Our Stainless MMI held steady at 59 for the second consecutive month.
Nickel prices are hovering near the lows of 2009. That level is giving support to prices as traders remain hesitant on whether nickel prices can go below recession levels. While other base metals are still trading comfortably above recession lows, nickel could be the first industrial metal hitting that psychological level.
Another factor supporting prices this month is the speculation that Glencore Plc, the world’s fifth-largest producer of nickel, could cut nickel production following cuts to its copper and zinc output to reduce its heavy debt levels. Moreover, other industry shutdowns could follow given that 60% of the world’s nickel is estimated to be non-profitable at current price levels.
Can Prices Go Up?
Some analysts argue that Philippine ore won’t be sufficient to cover nickel pig-iron (NPI) producers’ capacity in China, tightening the nickel market. However, Indonesia is already working on producing more NPI, as the country is pushing to win more profit from its mineral sources. Chinese producer Tsingshan Group is set to triple its capacity to produce NPI in Indonesia as soon as May, having an installed capacity of 900,000 metric tons of NPI.
Even though nickel’s supply-demand dynamics may actually be tightening, the market is facing other problems:
High Stock Prices
A period of super-fast production growth has left record high inventories. Although LME stocks declined in October, they are still above 400,000 Tons, almost 5 times higher than in 2011. Such a huge overhang of metal is pressuring prices, removing any hopes of market deficit.
The slowdown in Chinese demand is keeping a lid on any price increase. Moreover, investors fear that the worse is yet to come. So far, demand woes are trampling supply woes, underscoring that significant price increases won’t likely happen until demand fears vanish.

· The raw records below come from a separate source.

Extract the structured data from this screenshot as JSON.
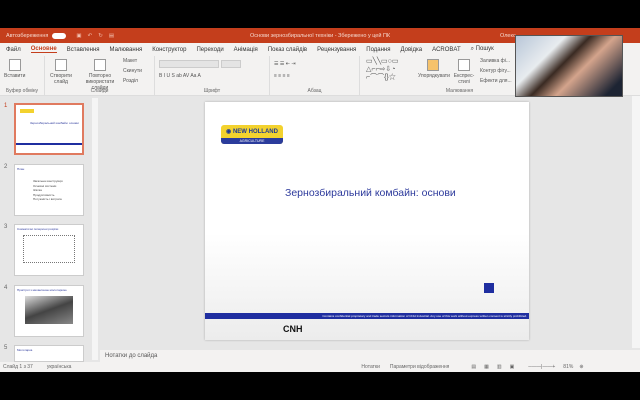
{
  "titlebar": {
    "autosave": "Автозбереження",
    "doc_title": "Основи зернозбиральної техніки  -  Збережено у цей ПК",
    "user": "Олекс..."
  },
  "tabs": [
    "Файл",
    "Основне",
    "Вставлення",
    "Малювання",
    "Конструктор",
    "Переходи",
    "Анімація",
    "Показ слайдів",
    "Рецензування",
    "Подання",
    "Довідка",
    "ACROBAT"
  ],
  "search": "Пошук",
  "ribbon": {
    "paste": "Вставити",
    "clipboard": "Буфер обміну",
    "new_slide": "Створити слайд",
    "reuse": "Повторно використати слайди",
    "layout": "Макет",
    "reset": "Скинути",
    "section": "Розділ",
    "slides": "Слайди",
    "font": "Шрифт",
    "paragraph": "Абзац",
    "arrange": "Упорядкувати",
    "quick_styles": "Експрес-стилі",
    "fill": "Заливка фі...",
    "outline": "Контур фігу...",
    "effects": "Ефекти для...",
    "drawing": "Малювання"
  },
  "thumbnails": [
    {
      "num": "1",
      "title": "Зернозбиральний комбайн: основи"
    },
    {
      "num": "2",
      "title": "План",
      "bullets": [
        "Загальна конструкція",
        "Основні системи",
        "Жатка",
        "Продуктивність",
        "Потужність і витрата"
      ]
    },
    {
      "num": "3",
      "title": "Схематичні поперечні розрізи"
    },
    {
      "num": "4",
      "title": "Пристрої з механічною молотаркою"
    },
    {
      "num": "5",
      "title": "Молотарка"
    }
  ],
  "slide": {
    "logo_top": "NEW HOLLAND",
    "logo_bottom": "AGRICULTURE",
    "title": "Зернозбиральний комбайн: основи",
    "footer": "Contains confidential proprietary and trade secrets information of CNH Industrial. Any use of this work without express written consent is strictly prohibited.",
    "cnh": "CNH"
  },
  "notes_placeholder": "Нотатки до слайда",
  "status": {
    "slide_count": "Слайд 1 з 37",
    "language": "українська",
    "notes": "Нотатки",
    "display": "Параметри відображення",
    "zoom": "81%"
  },
  "colors": {
    "accent": "#c43e1c",
    "slide_blue": "#1f2ea0"
  }
}
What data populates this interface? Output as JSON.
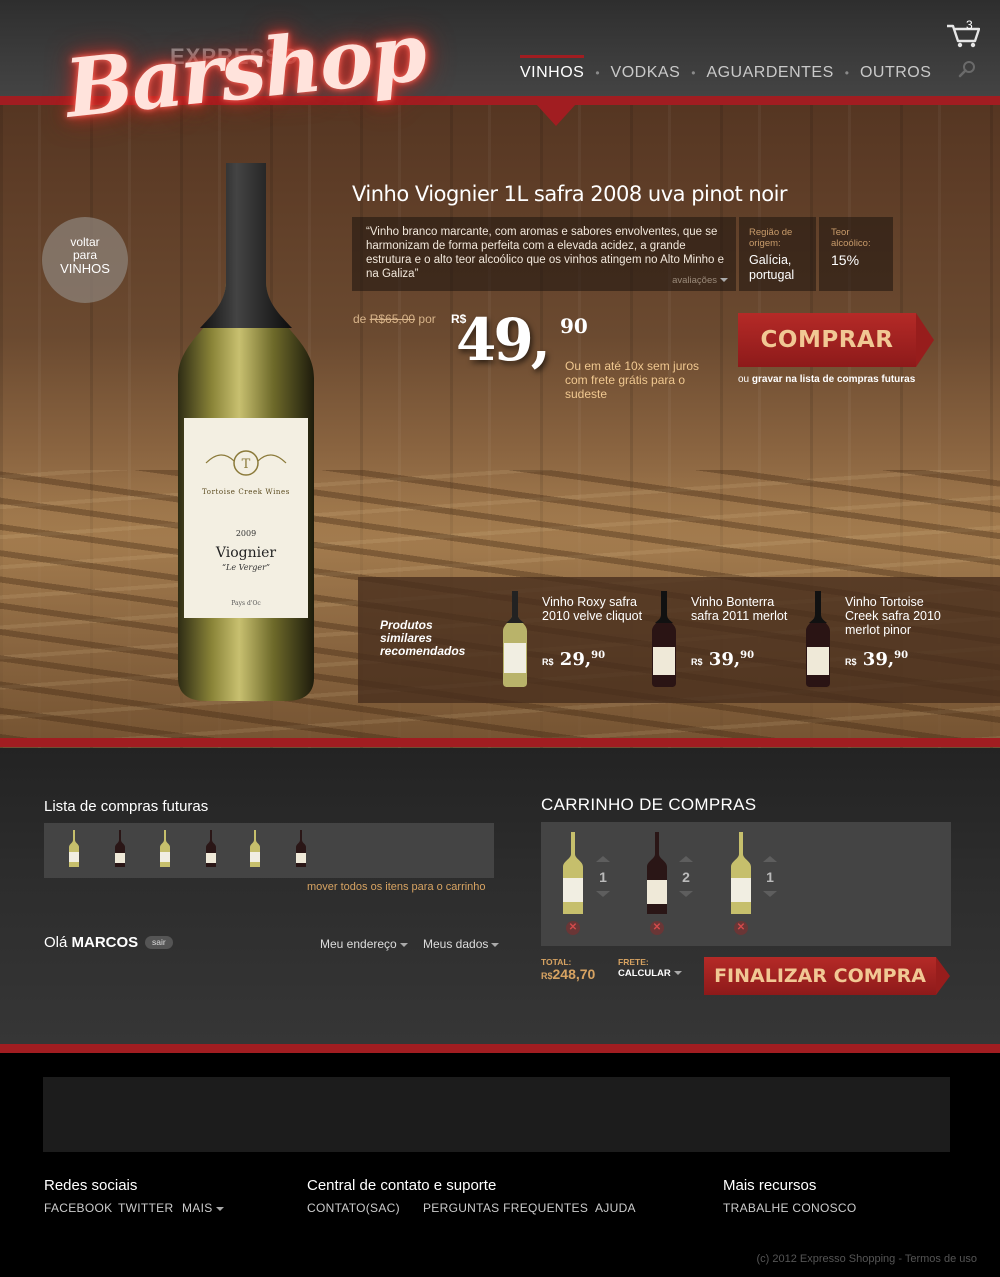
{
  "brand": {
    "small": "EXPRESSO",
    "script": "Barshop"
  },
  "nav": {
    "items": [
      {
        "label": "VINHOS",
        "active": true
      },
      {
        "label": "VODKAS"
      },
      {
        "label": "AGUARDENTES"
      },
      {
        "label": "OUTROS"
      }
    ],
    "separator": "•"
  },
  "cart_icon": {
    "count": "3",
    "icon": "cart-icon"
  },
  "search": {
    "icon": "search-icon"
  },
  "back": {
    "line1": "voltar",
    "line2": "para",
    "line3": "VINHOS"
  },
  "product": {
    "title": "Vinho Viognier 1L safra 2008 uva pinot noir",
    "description": "“Vinho branco marcante, com aromas e sabores envolventes, que se harmonizam de forma perfeita com a elevada acidez, a grande estrutura e o alto teor alcoólico que os vinhos atingem no Alto Minho e na Galiza”",
    "reviews_label": "avaliações",
    "region_label": "Região de origem:",
    "region_value": "Galícia, portugal",
    "alcohol_label": "Teor alcoólico:",
    "alcohol_value": "15%",
    "old_price_prefix": "de",
    "old_price": "R$65,00",
    "old_price_suffix": "por",
    "currency": "R$",
    "price_int": "49,",
    "price_dec": "90",
    "installments": "Ou em até 10x sem juros com frete grátis para o sudeste",
    "buy_label": "COMPRAR",
    "wishlist_prefix": "ou",
    "wishlist_link": "gravar na lista de compras futuras",
    "bottle_label": {
      "brand": "Tortoise Creek Wines",
      "year": "2009",
      "name": "Viognier",
      "sub": "“Le Verger”",
      "origin": "Pays d'Oc"
    }
  },
  "similar": {
    "label": "Produtos similares recomendados",
    "items": [
      {
        "name": "Vinho Roxy safra 2010 velve cliquot",
        "currency": "R$",
        "price_int": "29,",
        "price_dec": "90",
        "wine": "white"
      },
      {
        "name": "Vinho Bonterra safra 2011 merlot",
        "currency": "R$",
        "price_int": "39,",
        "price_dec": "90",
        "wine": "red"
      },
      {
        "name": "Vinho Tortoise Creek safra 2010 merlot pinor",
        "currency": "R$",
        "price_int": "39,",
        "price_dec": "90",
        "wine": "red"
      }
    ]
  },
  "wishlist": {
    "title": "Lista de compras futuras",
    "bottles": [
      "white",
      "red",
      "white",
      "red",
      "white",
      "red"
    ],
    "move_all": "mover todos os itens para o carrinho"
  },
  "user": {
    "greeting": "Olá",
    "name": "MARCOS",
    "logout": "sair",
    "address_link": "Meu endereço",
    "data_link": "Meus dados"
  },
  "cart": {
    "title": "CARRINHO DE COMPRAS",
    "items": [
      {
        "qty": "1",
        "wine": "white"
      },
      {
        "qty": "2",
        "wine": "red"
      },
      {
        "qty": "1",
        "wine": "white"
      }
    ],
    "total_label": "TOTAL:",
    "total_currency": "R$",
    "total_value": "248,70",
    "freight_label": "FRETE:",
    "freight_value": "CALCULAR",
    "finish_label": "FINALIZAR COMPRA"
  },
  "footer": {
    "social": {
      "title": "Redes sociais",
      "links": [
        "FACEBOOK",
        "TWITTER",
        "MAIS"
      ]
    },
    "contact": {
      "title": "Central de contato e suporte",
      "links": [
        "CONTATO(SAC)",
        "PERGUNTAS FREQUENTES",
        "AJUDA"
      ]
    },
    "more": {
      "title": "Mais recursos",
      "links": [
        "TRABALHE CONOSCO"
      ]
    },
    "copyright": "(c) 2012 Expresso Shopping - Termos de uso"
  },
  "colors": {
    "brand_red": "#a11d21",
    "accent_gold": "#d7a362",
    "button_text": "#f1c894"
  }
}
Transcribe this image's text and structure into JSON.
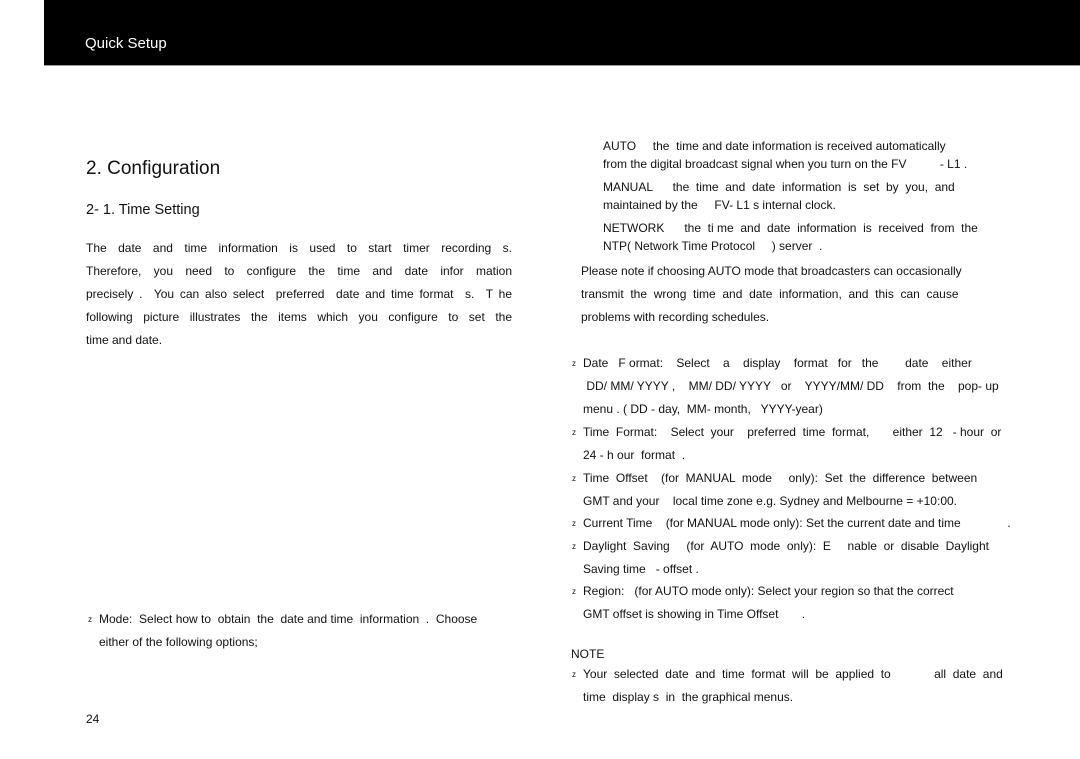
{
  "header": {
    "title": "Quick Setup"
  },
  "section": {
    "heading": "2.  Configuration",
    "subheading": "2- 1.  Time   Setting",
    "intro_lines": [
      "The  date  and  time  information  is  used  to  start  timer  recording  s.",
      "Therefore,  you  need  to  configure  the  time  and  date  infor  mation",
      "precisely .  You can also select  preferred  date and time format  s.  T he",
      "following  picture  illustrates  the  items  which  you  configure  to  set  the",
      "time and date."
    ]
  },
  "mode_item": {
    "bullet": "z",
    "lines": [
      "Mode:  Select how to  obtain  the  date and time  information  .  Choose",
      "either of the following options;"
    ]
  },
  "mode_options": [
    {
      "name": "AUTO",
      "lines": [
        "AUTO     the  time and date information is received automatically",
        "from the digital broadcast signal when you turn on the FV          - L1 ."
      ]
    },
    {
      "name": "MANUAL",
      "lines": [
        "MANUAL      the  time  and  date  information  is  set  by  you,  and",
        "maintained by the     FV- L1 s internal clock."
      ]
    },
    {
      "name": "NETWORK",
      "lines": [
        "NETWORK      the  ti me  and  date  information  is  received  from  the",
        "NTP( Network Time Protocol     ) server  ."
      ]
    }
  ],
  "auto_note_lines": [
    "Please note if choosing AUTO mode that broadcasters can occasionally",
    "transmit  the  wrong  time  and  date  information,  and  this  can  cause",
    "problems with recording schedules."
  ],
  "settings_items": [
    {
      "bullet": "z",
      "lines": [
        "Date   F ormat:    Select    a    display    format   for   the        date    either",
        " DD/ MM/ YYYY ,    MM/ DD/ YYYY   or    YYYY/MM/ DD    from  the    pop- up",
        "menu . ( DD - day,  MM- month,   YYYY-year)"
      ]
    },
    {
      "bullet": "z",
      "lines": [
        "Time  Format:    Select  your    preferred  time  format,       either  12   - hour  or",
        "24 - h our  format  ."
      ]
    },
    {
      "bullet": "z",
      "lines": [
        "Time  Offset    (for  MANUAL  mode     only):  Set  the  difference  between",
        "GMT and your    local time zone e.g. Sydney and Melbourne = +10:00."
      ]
    },
    {
      "bullet": "z",
      "lines": [
        "Current Time    (for MANUAL mode only): Set the current date and time              ."
      ]
    },
    {
      "bullet": "z",
      "lines": [
        "Daylight  Saving     (for  AUTO  mode  only):  E     nable  or  disable  Daylight",
        "Saving time   - offset ."
      ]
    },
    {
      "bullet": "z",
      "lines": [
        "Region:   (for AUTO mode only): Select your region so that the correct",
        "GMT offset is showing in Time Offset       ."
      ]
    }
  ],
  "note": {
    "title": "NOTE",
    "bullet": "z",
    "lines": [
      "Your  selected  date  and  time  format  will  be  applied  to             all  date  and",
      "time  display s  in  the graphical menus."
    ]
  },
  "page_number": "24"
}
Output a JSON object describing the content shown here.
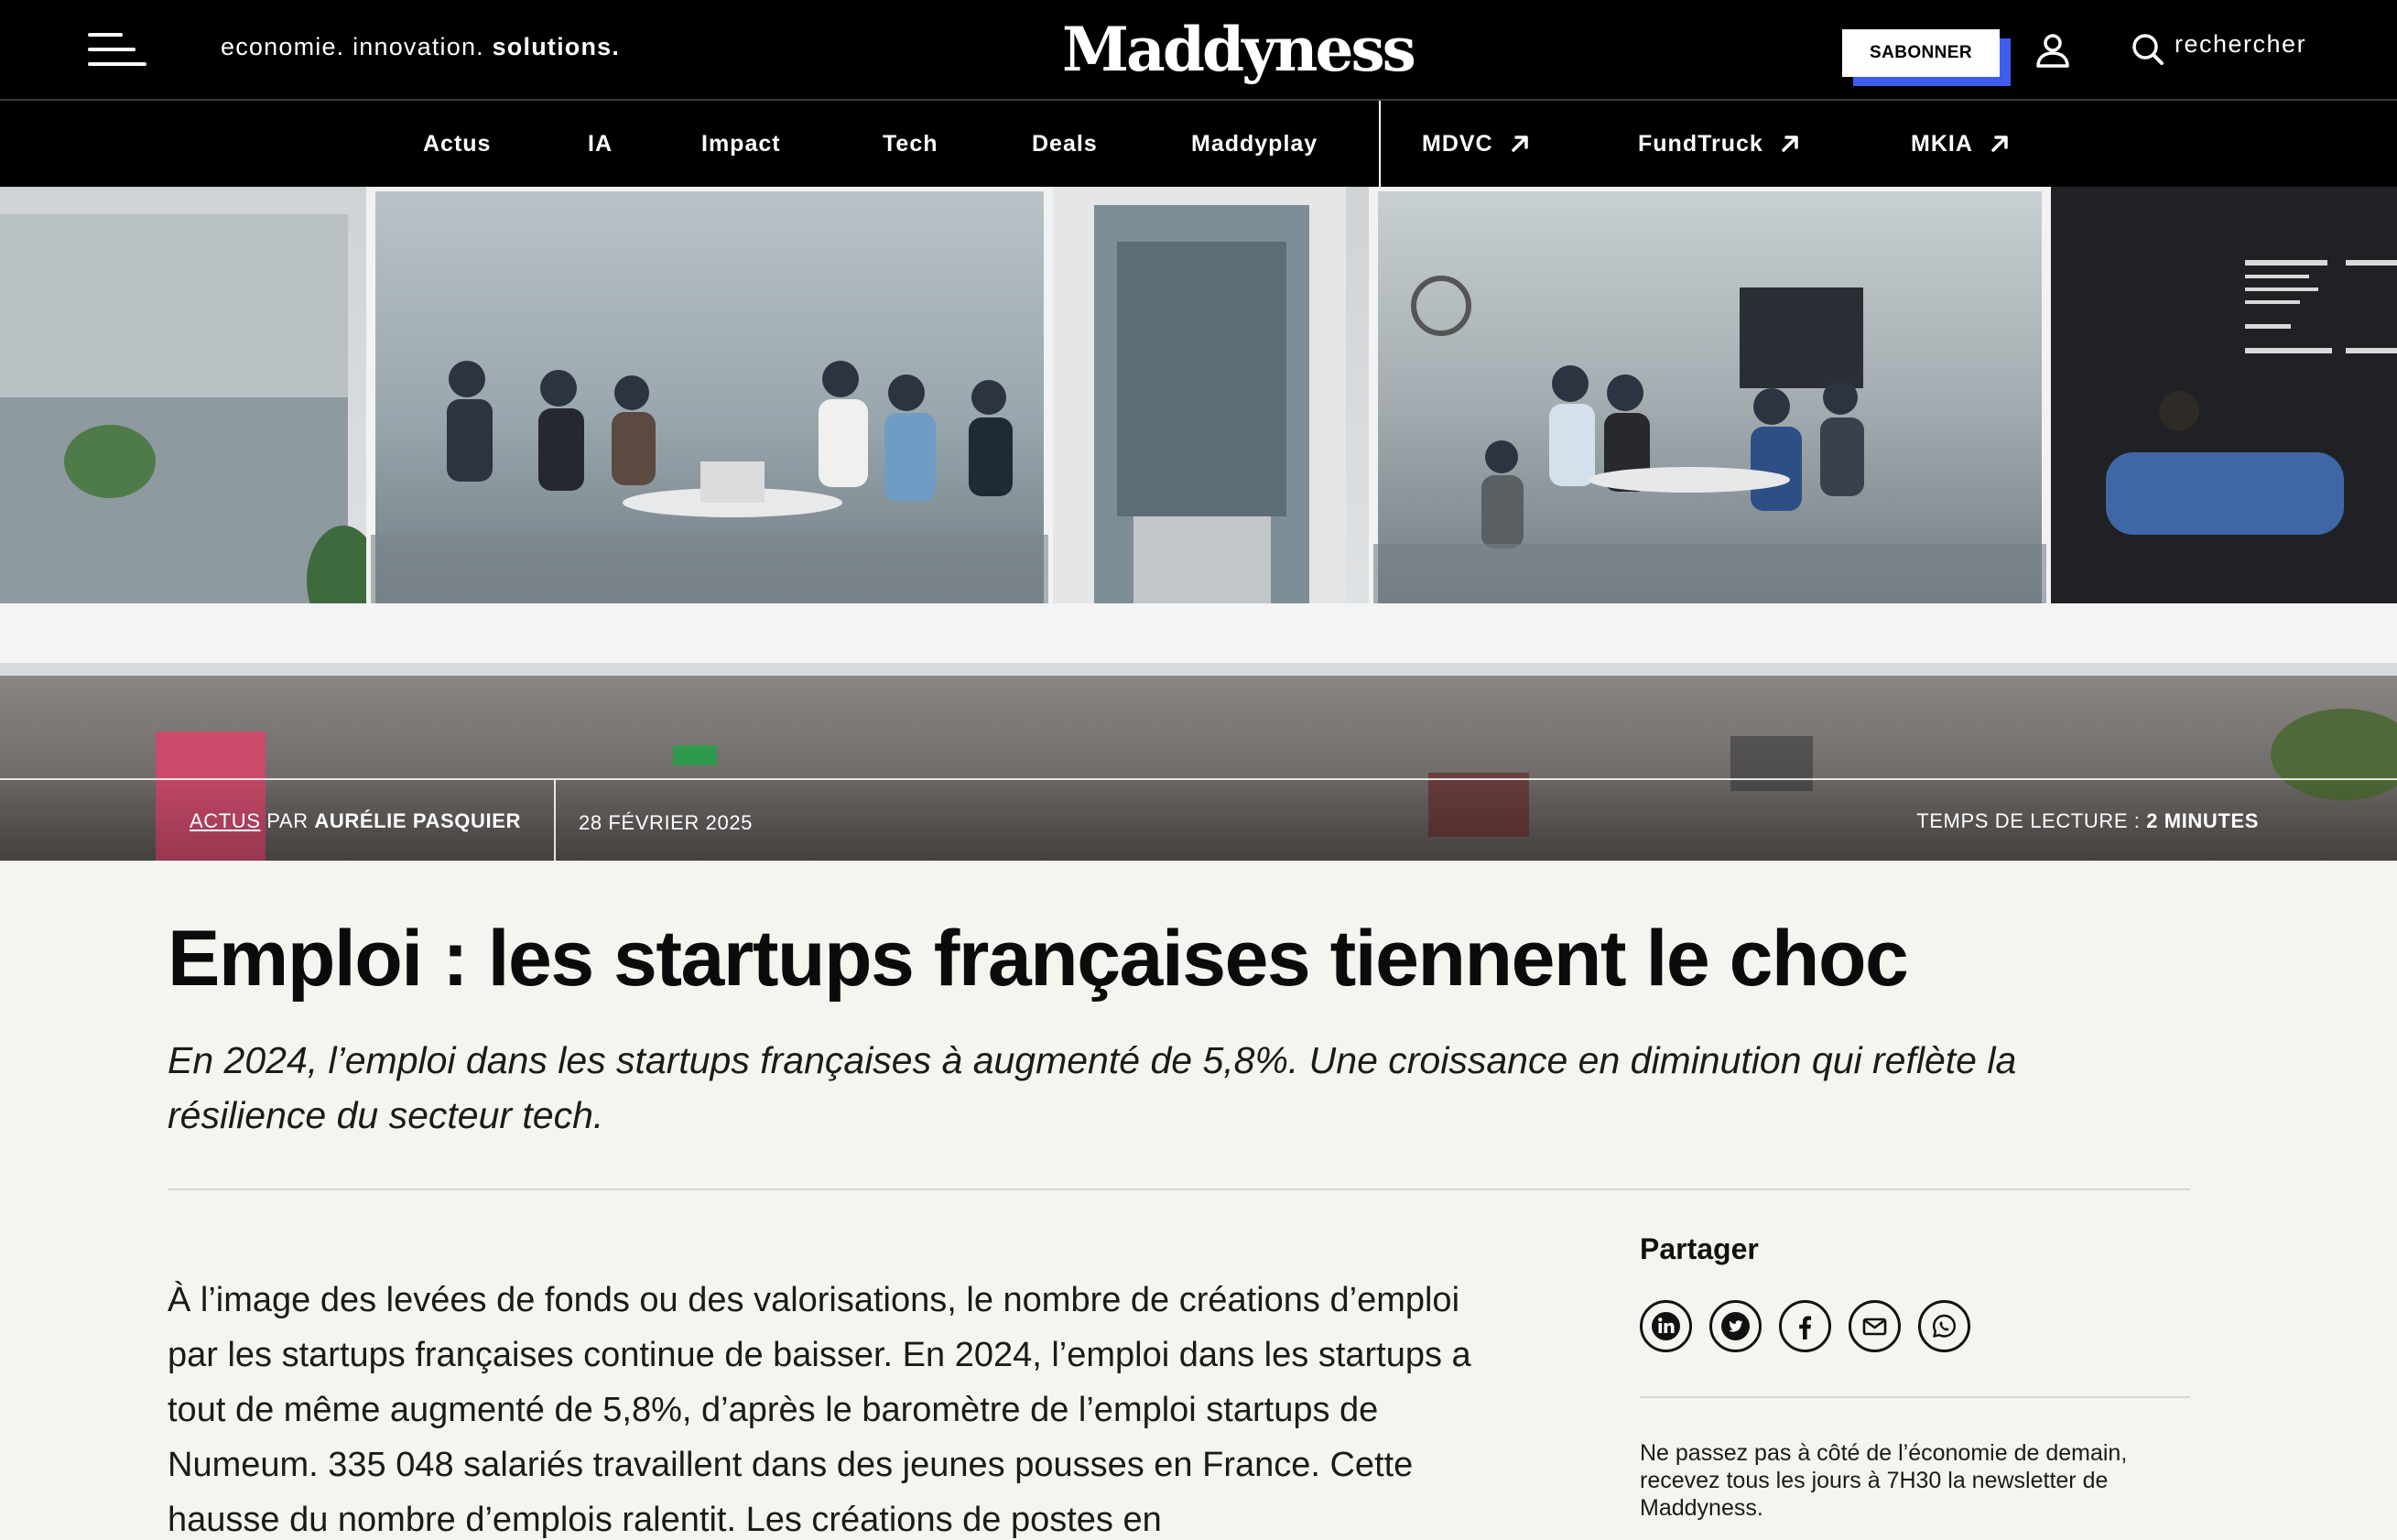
{
  "header": {
    "tagline_prefix": "economie. innovation.",
    "tagline_bold": "solutions.",
    "logo": "Maddyness",
    "subscribe_label": "SABONNER",
    "search_label": "rechercher",
    "accent_color": "#3f5cf0"
  },
  "nav": {
    "items": [
      {
        "label": "Actus"
      },
      {
        "label": "IA"
      },
      {
        "label": "Impact"
      },
      {
        "label": "Tech"
      },
      {
        "label": "Deals"
      },
      {
        "label": "Maddyplay"
      },
      {
        "label": "MDVC",
        "icon": "arrow-up-right-icon"
      },
      {
        "label": "FundTruck",
        "icon": "arrow-up-right-icon"
      },
      {
        "label": "MKIA",
        "icon": "arrow-up-right-icon"
      }
    ]
  },
  "hero": {
    "image": "photo of people working in glass-walled meeting rooms at an office",
    "category": "ACTUS",
    "by": "PAR",
    "author": "AURÉLIE PASQUIER",
    "date": "28 FÉVRIER 2025",
    "reading_time_label": "TEMPS DE LECTURE :",
    "reading_time_value": "2 MINUTES"
  },
  "article": {
    "title": "Emploi : les startups françaises tiennent le choc",
    "lead": "En 2024, l’emploi dans les startups françaises à augmenté de 5,8%. Une croissance en diminution qui reflète la résilience du secteur tech.",
    "body": "À l’image des levées de fonds ou des valorisations, le nombre de créations d’emploi par les startups françaises continue de baisser. En 2024, l’emploi dans les startups a tout de même augmenté de 5,8%, d’après le baromètre de l’emploi startups de Numeum. 335 048 salariés travaillent dans des jeunes pousses en France. Cette hausse du nombre d’emplois ralentit. Les créations de postes en"
  },
  "sidebar": {
    "share_title": "Partager",
    "share_icons": [
      "linkedin-icon",
      "twitter-icon",
      "facebook-icon",
      "email-icon",
      "whatsapp-icon"
    ],
    "newsletter_text": "Ne passez pas à côté de l’économie de demain, recevez tous les jours à 7H30 la newsletter de Maddyness."
  }
}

Finally, rumors of an increase in US interest rates from the Federal Reserve are pushing the dollar higher. The dollar index is surging as foreign currencies tumble. This is another, and not less important, factor that will continue pressuring nickel prices.
What This Means For Metal Buyers
There is no point in making predictions. After this pause, nickel prices could go both ways but we wouldn’t discard the possibility of nickel falling below the lows of 2009. Buying only small quantities remains the dominant purchasing strategy but buyers should watch nickel’s support and resistance levels to be ready to change their strategy.
The Allegheny Ludlum 316 stainless surcharge fell 4% to $0.51 per pound. The price of Chinese primary nickel rose 2% over the month to $12,140 per metric ton. The three-month nickel price finished the month on the LME finished flat at $10,140 per metric ton. Chinese 304 stainless steel scrap closed the month at $1,195 per metric ton after rising 1%.